2. “At the end of the tenancy, following the return of keys to the landlord, if it is necessary for the landlord to deduct an amount from the deposit for the cost to make good any damage caused to the premises or the furniture the Landlord must inform the tenant in writing within one month of receiving keys and proof of payment of bills. The deposit will only be returned once all outstanding bills have been paid and proof of payment correspond with the final readings”.

This clause has two problems. Firstly, it breaches the Tenancy Deposit Protection rules.

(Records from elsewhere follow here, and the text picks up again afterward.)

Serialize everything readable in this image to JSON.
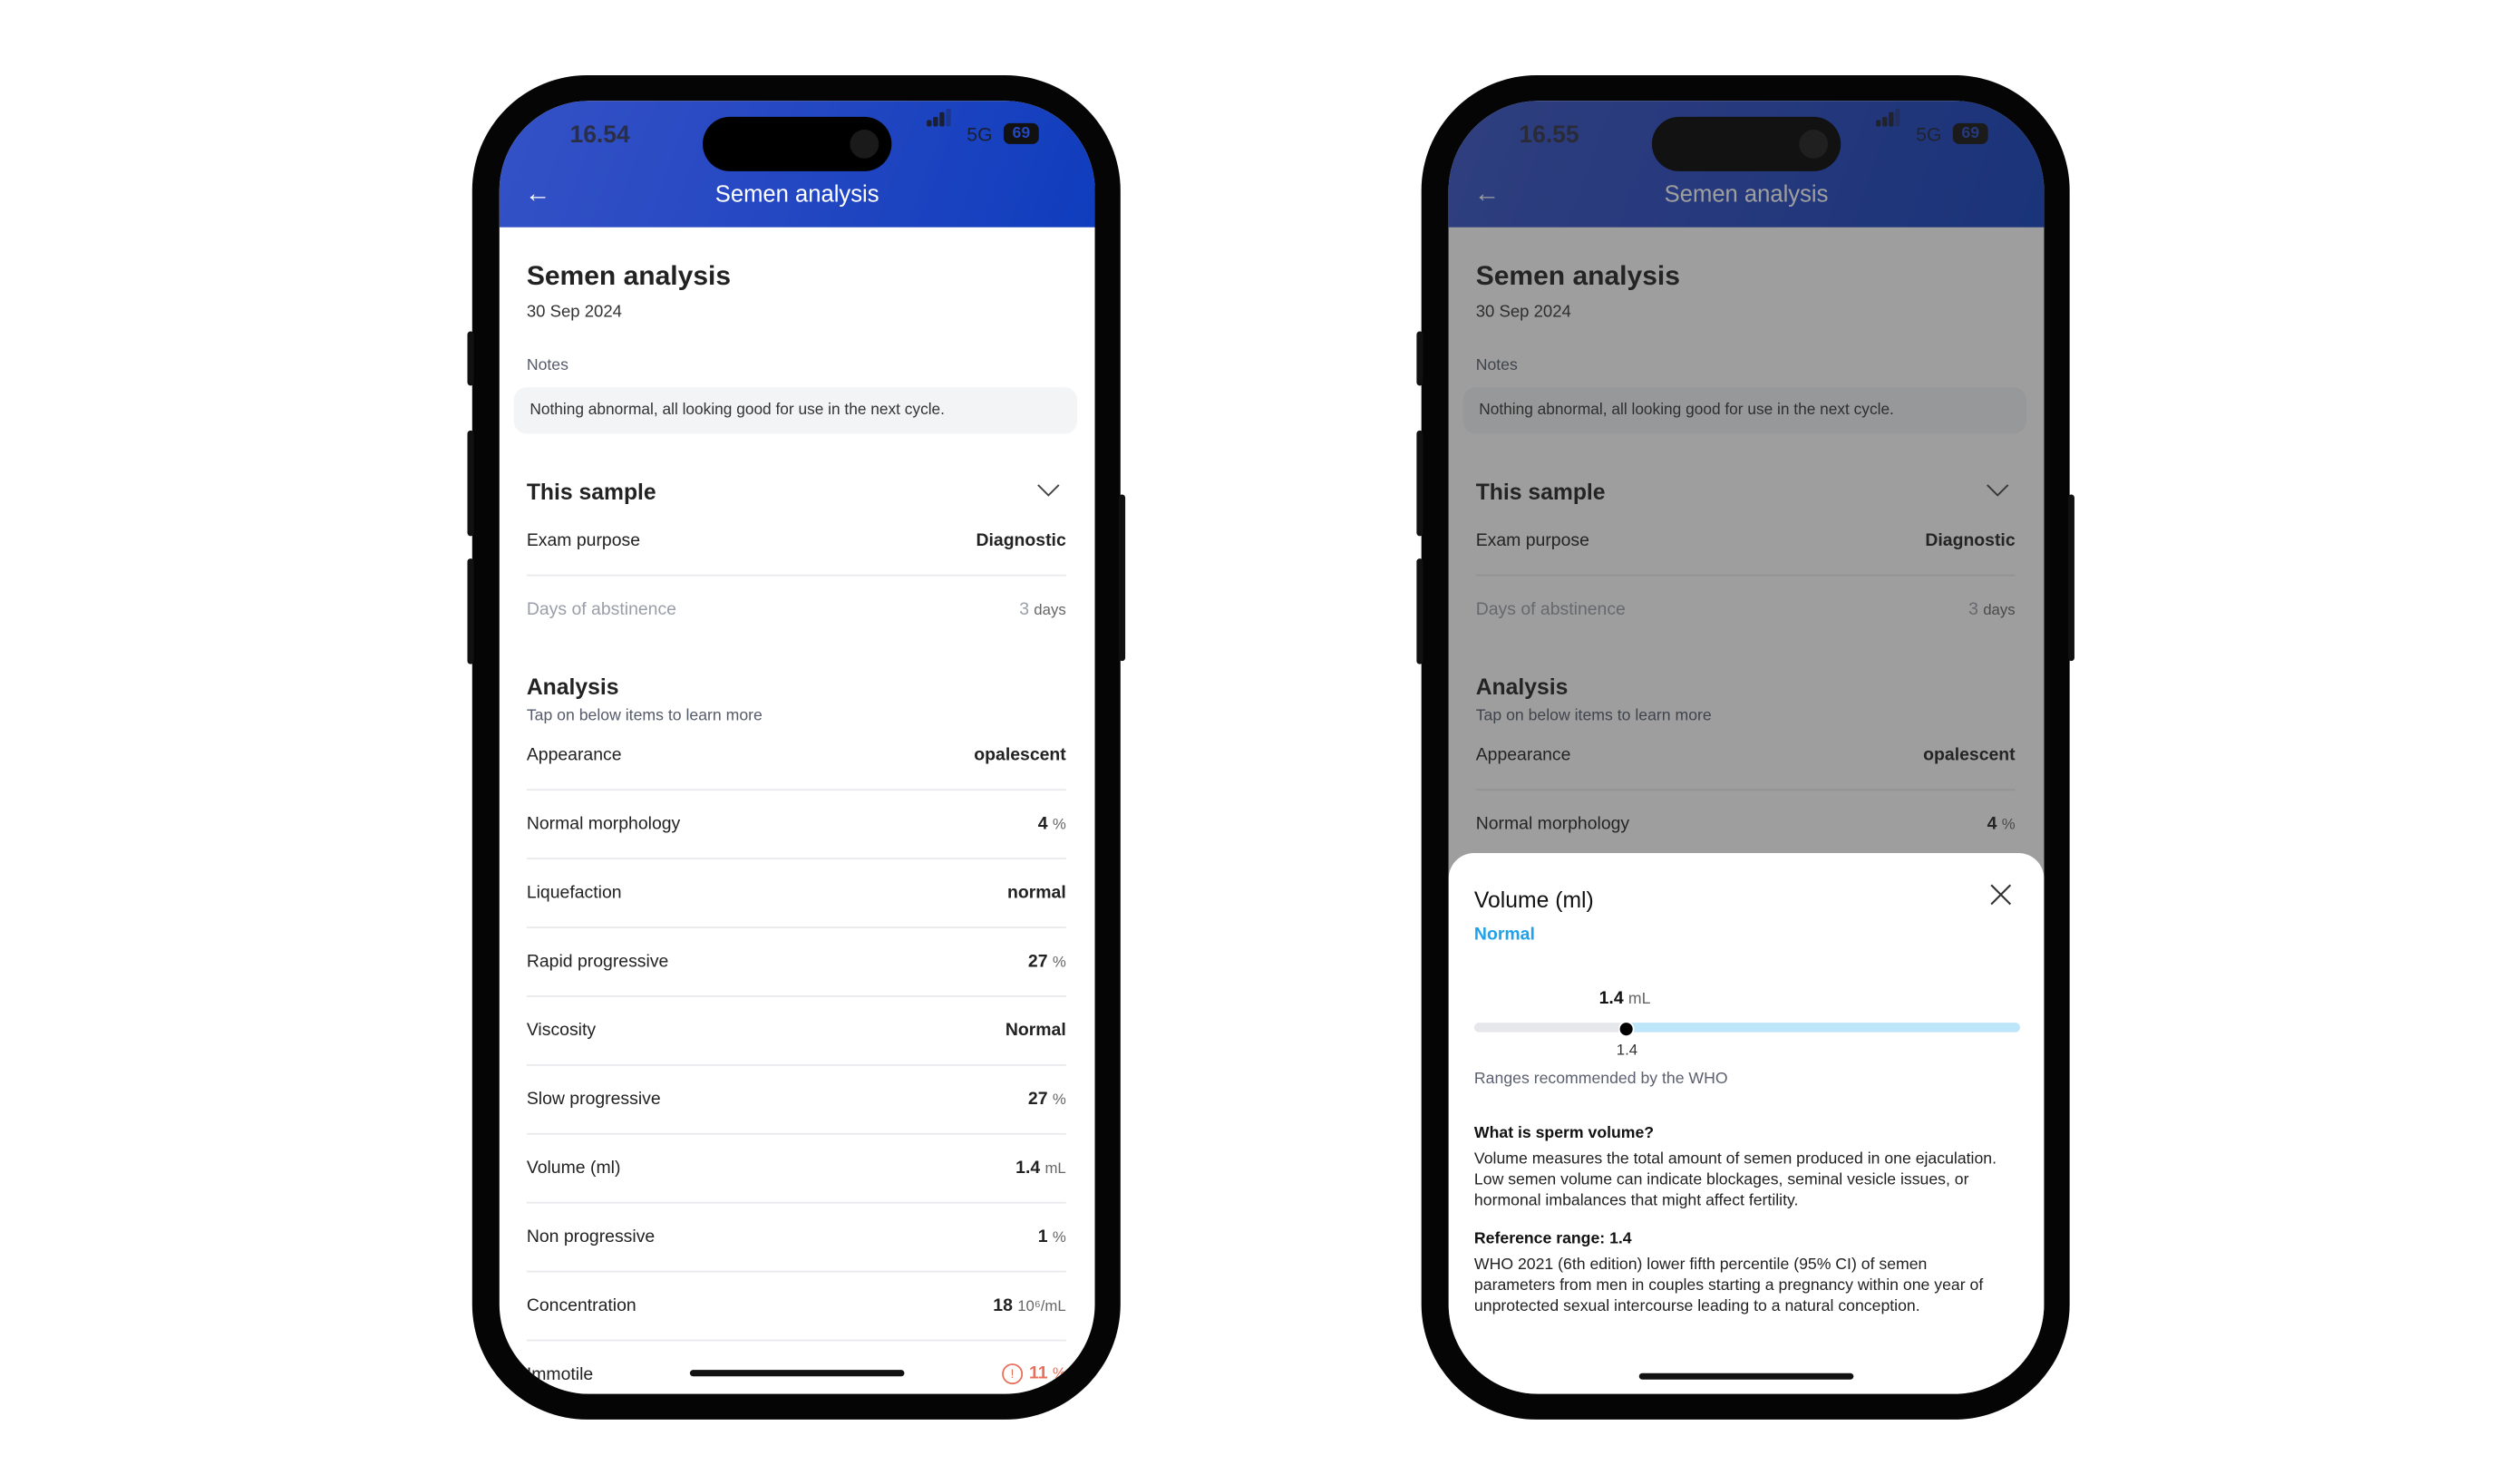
{
  "phones": [
    {
      "time": "16.54",
      "network": "5G",
      "battery": "69"
    },
    {
      "time": "16.55",
      "network": "5G",
      "battery": "69"
    }
  ],
  "header": {
    "title": "Semen analysis",
    "back_icon": "arrow-left-icon"
  },
  "page": {
    "title": "Semen analysis",
    "date": "30 Sep 2024",
    "notes_label": "Notes",
    "notes": "Nothing abnormal, all looking good for use in the next cycle."
  },
  "sample": {
    "title": "This sample",
    "rows": [
      {
        "label": "Exam purpose",
        "value": "Diagnostic",
        "unit": ""
      },
      {
        "label": "Days of abstinence",
        "value": "3",
        "unit": "days",
        "muted": true
      }
    ]
  },
  "analysis": {
    "title": "Analysis",
    "subtitle": "Tap on below items to learn more",
    "rows": [
      {
        "label": "Appearance",
        "value": "opalescent",
        "unit": ""
      },
      {
        "label": "Normal morphology",
        "value": "4",
        "unit": "%"
      },
      {
        "label": "Liquefaction",
        "value": "normal",
        "unit": ""
      },
      {
        "label": "Rapid progressive",
        "value": "27",
        "unit": "%"
      },
      {
        "label": "Viscosity",
        "value": "Normal",
        "unit": ""
      },
      {
        "label": "Slow progressive",
        "value": "27",
        "unit": "%"
      },
      {
        "label": "Volume (ml)",
        "value": "1.4",
        "unit": "mL"
      },
      {
        "label": "Non progressive",
        "value": "1",
        "unit": "%"
      },
      {
        "label": "Concentration",
        "value": "18",
        "unit": "10⁶/mL"
      },
      {
        "label": "Immotile",
        "value": "11",
        "unit": "%",
        "alert": true
      }
    ]
  },
  "sheet": {
    "title": "Volume (ml)",
    "status": "Normal",
    "status_color": "#1fa2ea",
    "value": "1.4",
    "unit": "mL",
    "marker_fraction": 0.28,
    "tick_label": "1.4",
    "ranges_note": "Ranges recommended by the WHO",
    "question": "What is sperm volume?",
    "answer": "Volume measures the total amount of semen produced in one ejaculation. Low semen volume can indicate blockages, seminal vesicle issues, or hormonal imbalances that might affect fertility.",
    "reference_title": "Reference range: 1.4",
    "reference_text": "WHO 2021 (6th edition) lower fifth percentile (95% CI) of semen parameters from men in couples starting a pregnancy within one year of unprotected sexual intercourse leading to a natural conception."
  },
  "colors": {
    "header_start": "#3552c6",
    "header_end": "#0f3dbd",
    "alert": "#e8705a",
    "range_fill": "#bde6fb"
  }
}
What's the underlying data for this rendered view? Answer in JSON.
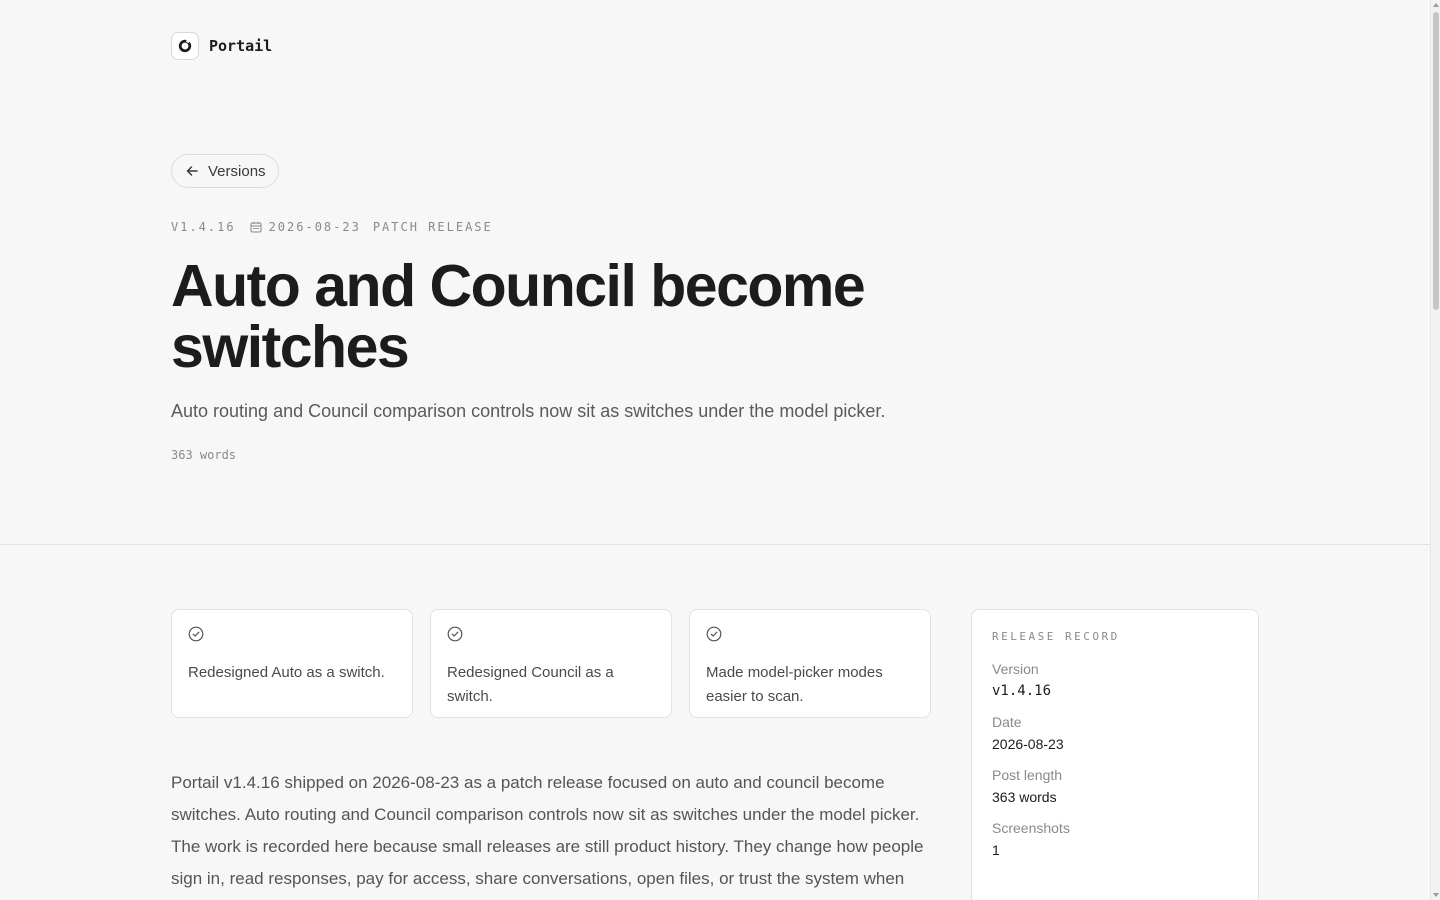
{
  "brand": {
    "name": "Portail",
    "logo_icon": "portail-logo-icon"
  },
  "back_link": {
    "label": "Versions",
    "icon": "arrow-left-icon"
  },
  "meta": {
    "version": "V1.4.16",
    "date_icon": "calendar-icon",
    "date": "2026-08-23",
    "release_type": "PATCH RELEASE"
  },
  "headline": {
    "title": "Auto and Council become switches",
    "subtitle": "Auto routing and Council comparison controls now sit as switches under the model picker.",
    "word_count": "363 words"
  },
  "highlights": [
    {
      "icon": "check-circle-icon",
      "text": "Redesigned Auto as a switch."
    },
    {
      "icon": "check-circle-icon",
      "text": "Redesigned Council as a switch."
    },
    {
      "icon": "check-circle-icon",
      "text": "Made model-picker modes easier to scan."
    }
  ],
  "body": {
    "paragraph": "Portail v1.4.16 shipped on 2026-08-23 as a patch release focused on auto and council become switches. Auto routing and Council comparison controls now sit as switches under the model picker. The work is recorded here because small releases are still product history. They change how people sign in, read responses, pay for access, share conversations, open files, or trust the system when"
  },
  "release_record": {
    "heading": "RELEASE RECORD",
    "rows": [
      {
        "label": "Version",
        "value": "v1.4.16"
      },
      {
        "label": "Date",
        "value": "2026-08-23"
      },
      {
        "label": "Post length",
        "value": "363 words"
      },
      {
        "label": "Screenshots",
        "value": "1"
      }
    ]
  },
  "colors": {
    "background": "#f7f7f7",
    "text_primary": "#1c1c1c",
    "text_muted": "#8a8a8a",
    "border": "#e2e2e2",
    "card_bg": "#ffffff"
  }
}
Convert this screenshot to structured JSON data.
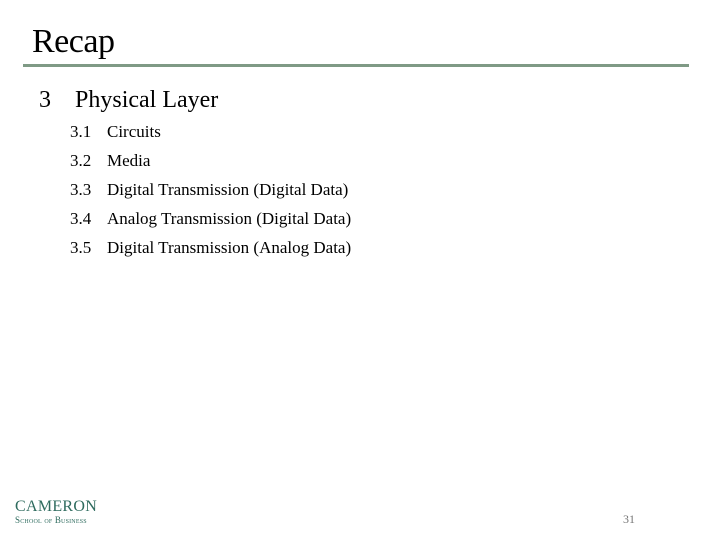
{
  "slide": {
    "title": "Recap",
    "section": {
      "number": "3",
      "label": "Physical Layer"
    },
    "items": [
      {
        "number": "3.1",
        "label": "Circuits"
      },
      {
        "number": "3.2",
        "label": "Media"
      },
      {
        "number": "3.3",
        "label": "Digital Transmission (Digital Data)"
      },
      {
        "number": "3.4",
        "label": "Analog Transmission (Digital Data)"
      },
      {
        "number": "3.5",
        "label": "Digital Transmission (Analog Data)"
      }
    ],
    "page_number": "31",
    "accent_color": "#7f9a85"
  },
  "logo": {
    "name": "CAMERON",
    "subtitle": "School of Business"
  }
}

The undisputed amount of the deposit has to be returned within 10 working days – together with quotes and receipts to justify any amount to be withheld.

Secondly, if the tenant is the bill payer they have a separate contract with the utility provider meaning that the landlord is not responsible. Therefore you cannot require proof of payment before returning the deposit.

3. “In the event of the rent or any part of it being unpaid for more than 14 days after it has become due whether legally demanded or not if there shall be a breach of any of the obligations on the part of the tenant … the landlord may re-enter the property or any part of it in the name of the whole and immediately the tenancy shall end without prejudice to any other rights or remedies of the landlord”.

This one is straightforward – a landlord cannot repossess a property for any reason without a court order, this is misleading and cannot be relied on in court.

Do not risk writing your own agreement or using one you found on internet. Use a tenancy agreement that has been checked by legal experts to ensure that you do not fall foul of these regulations.

My advice would be to save yourself some time and trouble by using the free NLA AST on our website. Otherwise it could end up costing you hundreds if not thousands of pounds.

If you feel that you need to add clauses to this AST members can call the NLA Advice Line to make certain that your clause is legally enforceable.